Former President Donald Trump closed out the annual Conservative Political Action Conference, or CPAC, last night with a 90-minute speech that wound through a litany of his often-repeated grievances and ended on a target popular with others of his political leanings right now - the so-called woke.


DONALD TRUMP: Change only happens if we plow fearlessly ahead and declare with one voice that the era of woke and weaponized government is over. That is our task. That is our mission, and this is the turning point and the time for that decision.

MARTIN: For years, CPAC has been a must stop for Republicans looking to test the waters for a presidential bid or just to shore up their bonafides with the conservative base. But last week's conference was different. Some observers pointed out that it could have been called TPAC rather than CPAC, since many of the speakers were the former president's allies and family members. Some presumptive Republican presidential contenders didn't show up to make their case at the conference at all.

In fact, some conservatives held a parallel conference in Washington, D.C., called Principles First, which was billed as an effort to refocus the Republican Party on its core principles. Our next guest was a speaker at that conference - Mona Charen, a longtime conservative commentator and policy editor at The Bulwark. That's a relatively new media outlet founded by conservatives, which says it hopes to offer reporting and opinion free of partisan loyalties and tribal prejudices. And Mona Charen is with us once again to tell us more about it. Mona Charen, thanks so much for joining us.

MONA CHAREN: My pleasure. Glad to be with you.

MARTIN: So we have to start out by talking about Trump. So I wanted to ask what you made of the entire week at CPAC, its offerings, and also the former president's speech last night.

CHAREN: CPAC has always been a little bit of a freak show in the conservative world. But in recent years, it basically just transformed itself into a cult club for Donald Trump. But in any event, this year, there is still that hardcore of Trump people who will show up. Admittedly, attendance was down. Many big donors stayed away. Ron DeSantis notably stayed away. But the fact that even after this president attempted to stage a coup, even after he has said explicitly that we need to repeal the U.S. Constitution in order to put him back into the Oval Office, there remain millions of Republicans for whom he is their preferred candidate. It is just mind-blowing.

MARTIN: Are there any potential candidates out there that you think could be the standard-bearer for this movement?

CHAREN: Candidates are always going to be a matter of compromise. My sense is that if we can avoid the catastrophe of another Trump nomination and, God forbid, election, we will have dodged the worst possible bullet. That is my chief concern.

MARTIN: Let's talk about Fox News for a minute, which has been defending itself against this $1.6 billion defamation lawsuit brought by the voting machine supplier Dominion Voting Systems. The filing, for people who follow this, revealed that Fox's biggest executives and stars expressed disbelief at Trump's claims that he won the 2020 election, even though they were publicly continuing to support that claim, you know, on the air. You wrote, I think, a pretty tough and, I would have to say, heartbreaking column about this for The Bulwark. I'll just quote a little bit of it.

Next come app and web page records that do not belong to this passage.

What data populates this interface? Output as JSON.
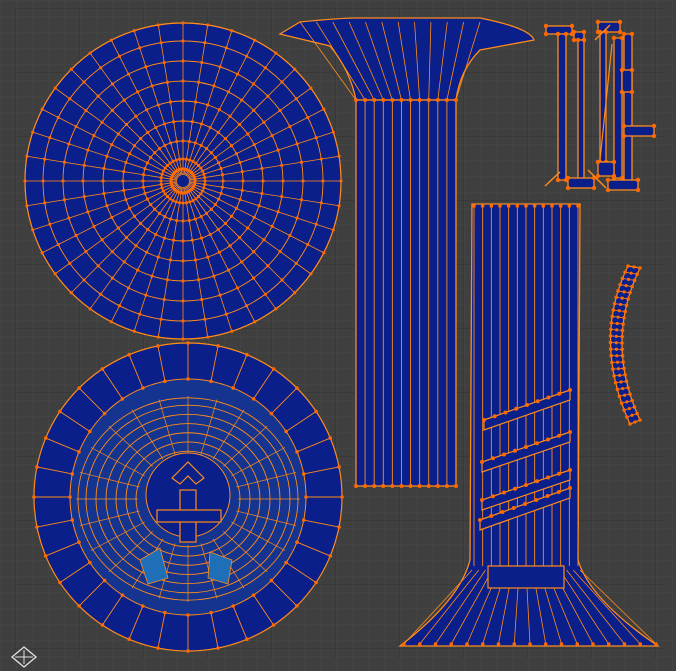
{
  "editor": {
    "name": "UV Editor",
    "background": "#3f3f3f",
    "grid_minor": "#474747",
    "grid_major": "#2f2f2f",
    "uv_face_fill": "#0a1f8a",
    "uv_edge_color": "#ff8c1a",
    "uv_vertex_color": "#ff6a00",
    "selected_face_fill": "#14348f",
    "highlight_face_fill": "#1e6fb8",
    "cursor_icon": "2d-cursor-icon"
  },
  "islands": [
    "top-disc",
    "bottom-disc",
    "top-trumpet-column",
    "small-pieces",
    "lower-column",
    "curved-strip"
  ]
}
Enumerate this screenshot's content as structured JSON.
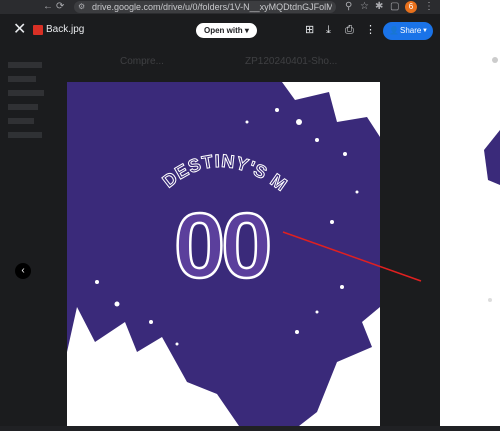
{
  "browser": {
    "url": "drive.google.com/drive/u/0/folders/1V-N__xyMQDtdnGJFolM8I...",
    "profile_initial": "6"
  },
  "viewer": {
    "file_name": "Back.jpg",
    "open_with_label": "Open with",
    "share_label": "Share"
  },
  "background": {
    "ghost_labels": [
      "Compre...",
      "ZP120240401-Sho..."
    ]
  },
  "image": {
    "jersey_text": "DESTINY'S MOM",
    "jersey_number": "00",
    "colors": {
      "field": "#3a2a7a",
      "number_fill": "#5b3f9c",
      "outline": "#ffffff",
      "arrow": "#e02020"
    }
  },
  "icons": {
    "close": "close-icon",
    "back": "back-icon",
    "forward": "forward-icon",
    "reload": "reload-icon",
    "add_to_drive": "add-to-drive-icon",
    "download": "download-icon",
    "print": "print-icon",
    "more": "more-vert-icon",
    "prev": "chevron-left-icon"
  }
}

It says, "if your doctor assured you that your skin lesion was benign because he thought this would be more welcome than the news it was melanoma requiring immediate treatment, the doctor would be guilty of malpractice, and you wouldn't thank him. When Fox News and its competitors lie to viewers, they're endangering not their physical health but their civic health and the good of the nation." What you're saying is is that there is a whole group of people who are being deliberately lied to and, if they're particularly loyal to this particular source of information, aren't going to find out what is the truth. So I...

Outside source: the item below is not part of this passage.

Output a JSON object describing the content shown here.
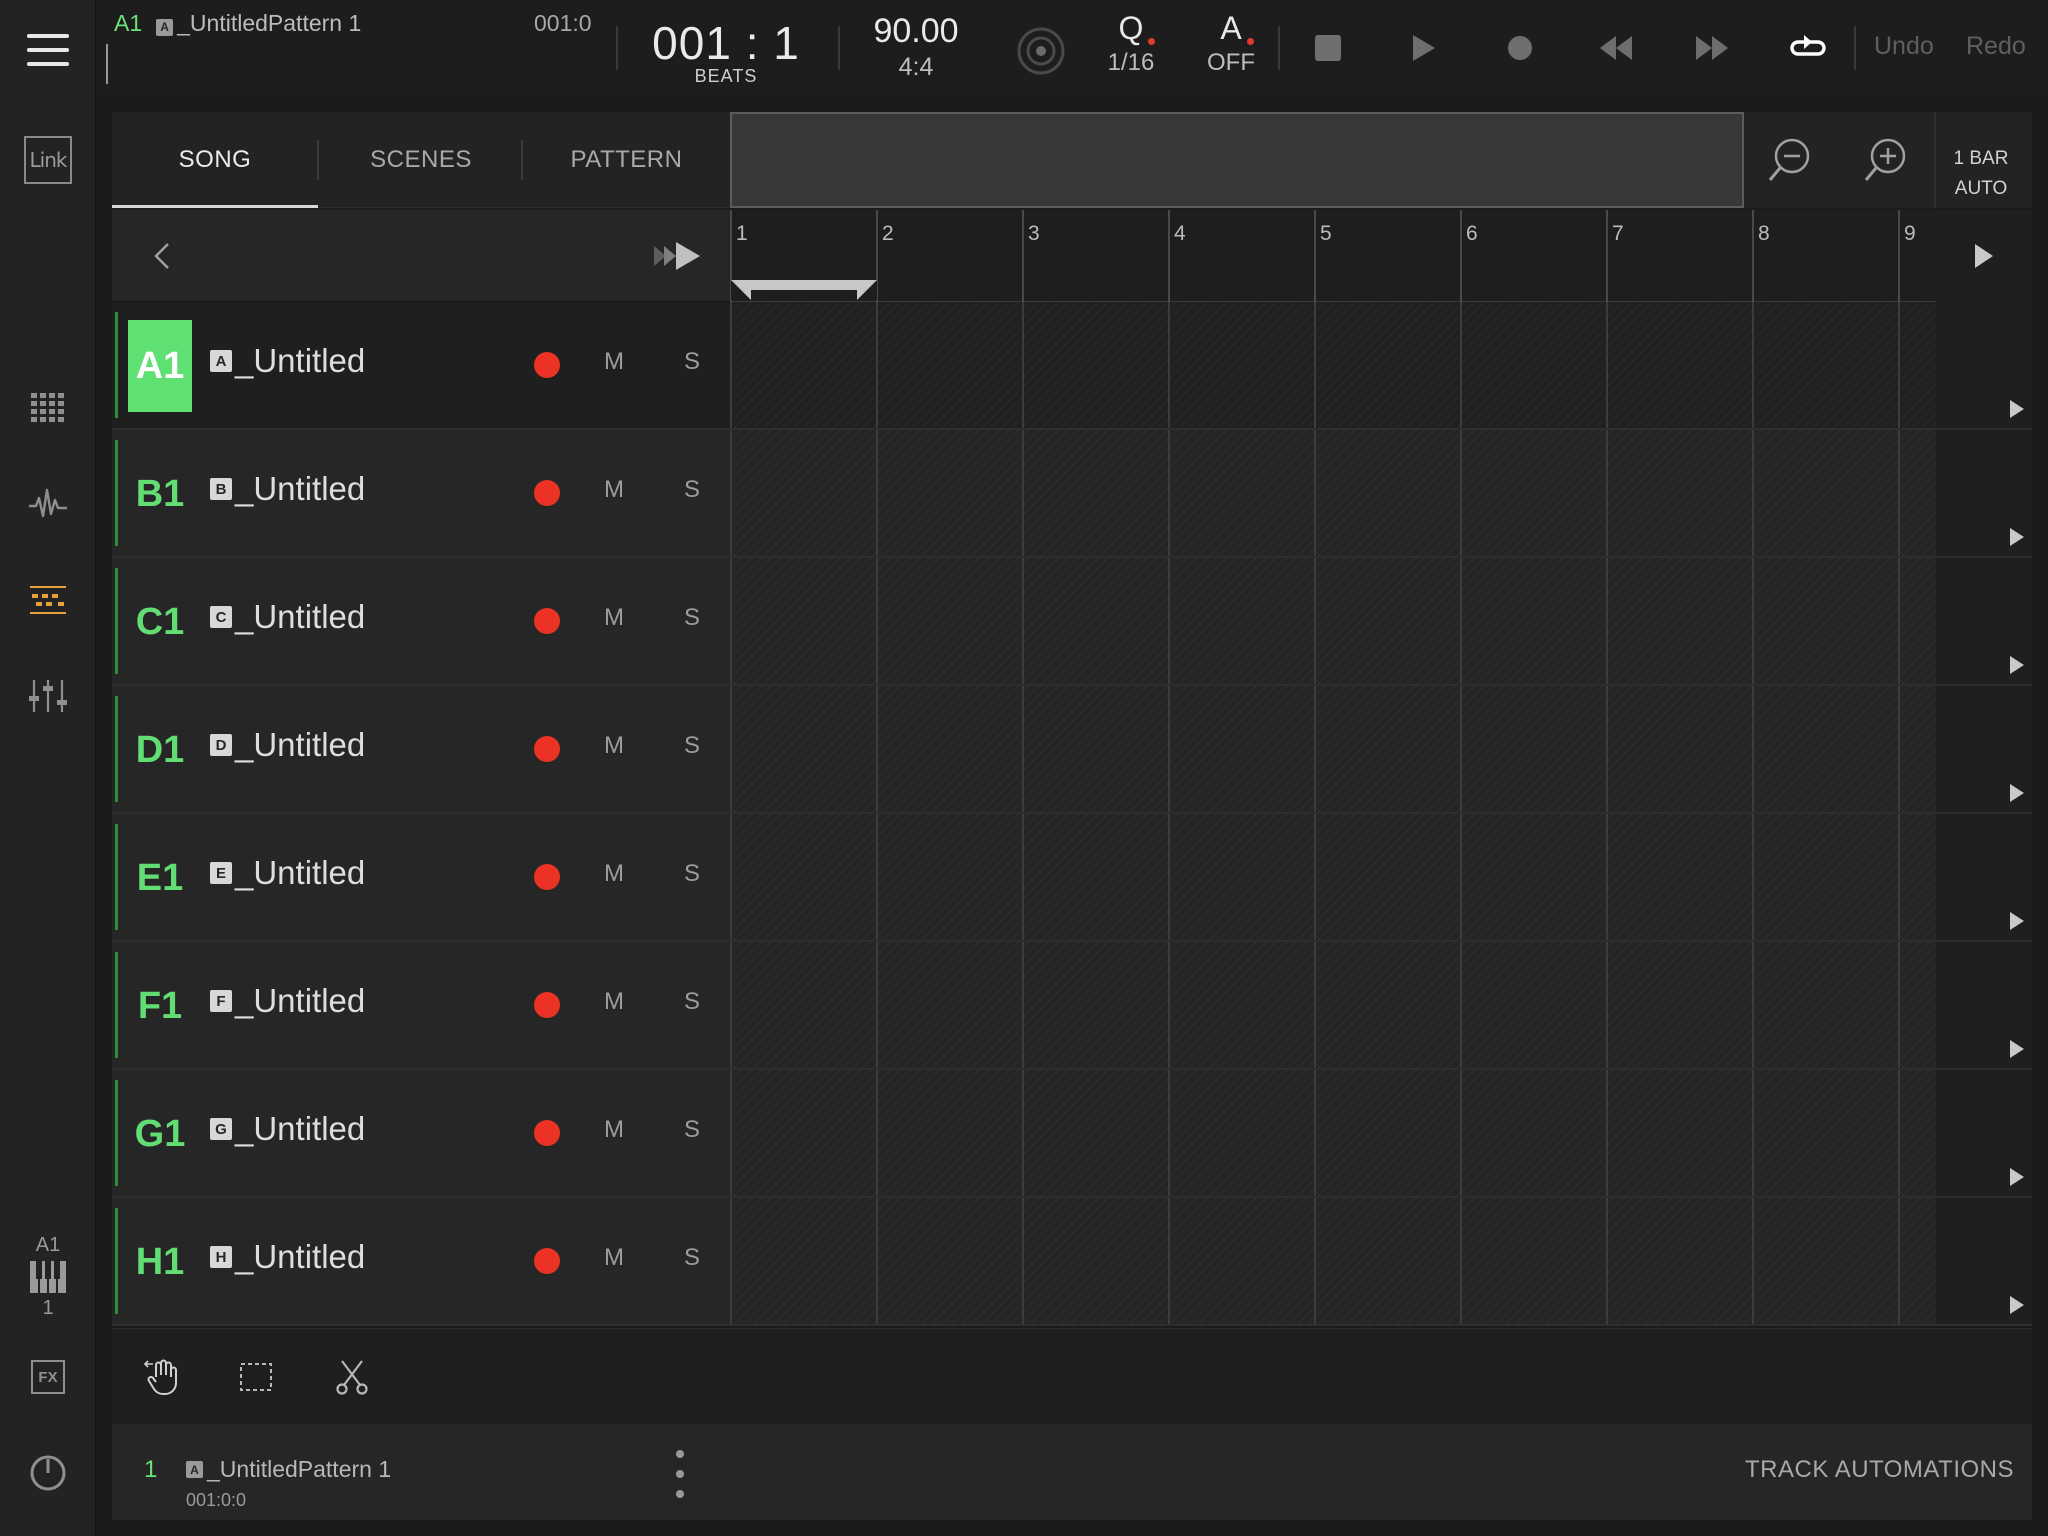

MARTIN: What is the - I guess part of your - the purpose of having a conference is to discuss a way forward. Did you come up with one?

CHAREN: These are tough, tough questions. One of the things that I said in that piece is that, you know, we all like to get the news that's agreeable to us. I mean, that's true of all of us. I confess to it myself. I have a lot of trouble - I can't watch Fox anymore, well, partly because they lie, but also because their point of view is anathema to me, and I prefer other outlets. Now, you know, some people will only watch MSNBC. I mean, that's natural.

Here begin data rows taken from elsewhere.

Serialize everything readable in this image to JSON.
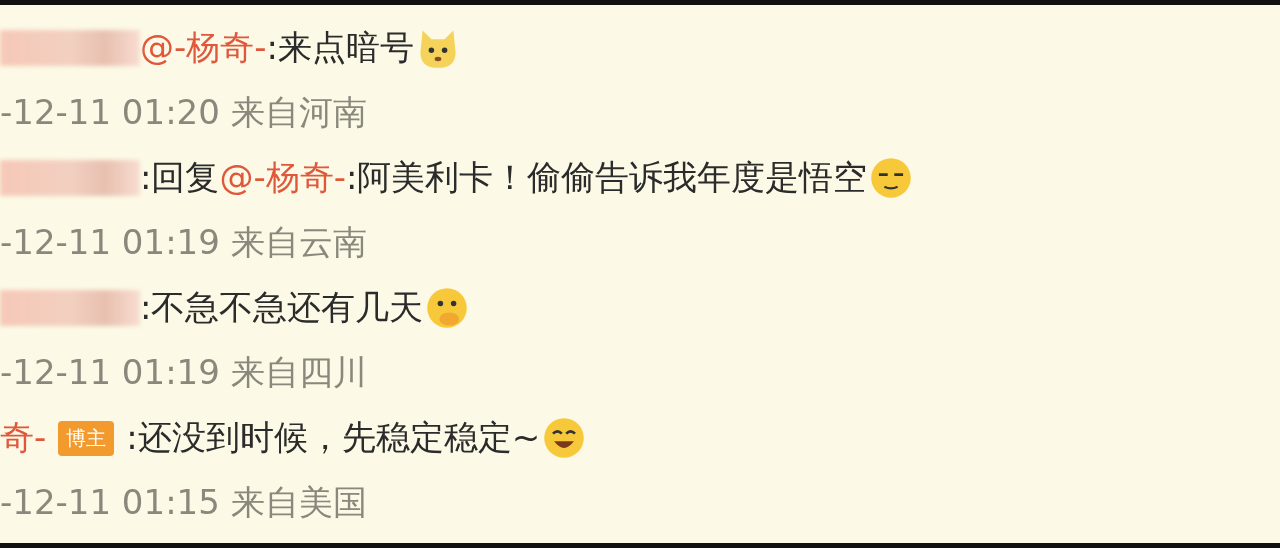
{
  "comments": [
    {
      "parts": [
        {
          "kind": "blur"
        },
        {
          "kind": "mention",
          "text": "@-杨奇-"
        },
        {
          "kind": "text",
          "text": ":来点暗号"
        },
        {
          "kind": "cat"
        }
      ],
      "meta": "-12-11 01:20 来自河南"
    },
    {
      "parts": [
        {
          "kind": "blur"
        },
        {
          "kind": "text",
          "text": ":回复"
        },
        {
          "kind": "mention",
          "text": "@-杨奇-"
        },
        {
          "kind": "text",
          "text": ":阿美利卡！偷偷告诉我年度是悟空"
        },
        {
          "kind": "smug"
        }
      ],
      "meta": "-12-11 01:19 来自云南"
    },
    {
      "parts": [
        {
          "kind": "blur"
        },
        {
          "kind": "text",
          "text": ":不急不急还有几天"
        },
        {
          "kind": "shy"
        }
      ],
      "meta": "-12-11 01:19 来自四川"
    },
    {
      "parts": [
        {
          "kind": "mention",
          "text": "奇-"
        },
        {
          "kind": "badge",
          "text": "博主"
        },
        {
          "kind": "text",
          "text": ":还没到时候，先稳定稳定~"
        },
        {
          "kind": "grin"
        }
      ],
      "meta": "-12-11 01:15 来自美国"
    }
  ]
}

But what I said in the piece is that when you choose a news outlet, it's not like choosing, you know, another consumer product, you know, where you say, oh, you know, some people like iOS and some people like Android. No. When you choose news, you have to be aware that the information that you are getting could hurt you - or the lack of information. Even though it's pleasing, even though it may - it fulfills all your priors, it still harms you to be lied to. And so that is what I - you know, we all hope to be able to get through to this Fox audience that is so loyal. And it's a hard, hard nut to crack.

MARTIN: So Fox is clearly moving away from Trump. He has not appeared on a Fox News show since November. And it's also clear from testimony in the Dominion lawsuit and other reporting that the powers that be at Fox are throwing their weight behind others. But is that an advance? I mean, it seems to be for them to sort of decide who they think the nominee should be based on airtime as opposed to offering the information that people can use to then decide for themselves. I just - is that a way - is that an advance?

CHAREN: I've got to say two things, Michel. First of all, they're not acting like a news organization, right? They're making calls here based on their preferred outcome. That is already illegitimate. But second, and this part is even worse, if Trump starts to look like a winner, they will flip back, and we'll be back where we were a few years ago.

MARTIN: That is conservative commentator Mona Charen. She's the policy editor at The Bulwark. Mona, thanks so much for being with us once again.

CHAREN: My pleasure. Thank you. Transcript provided by NPR, Copyright NPR.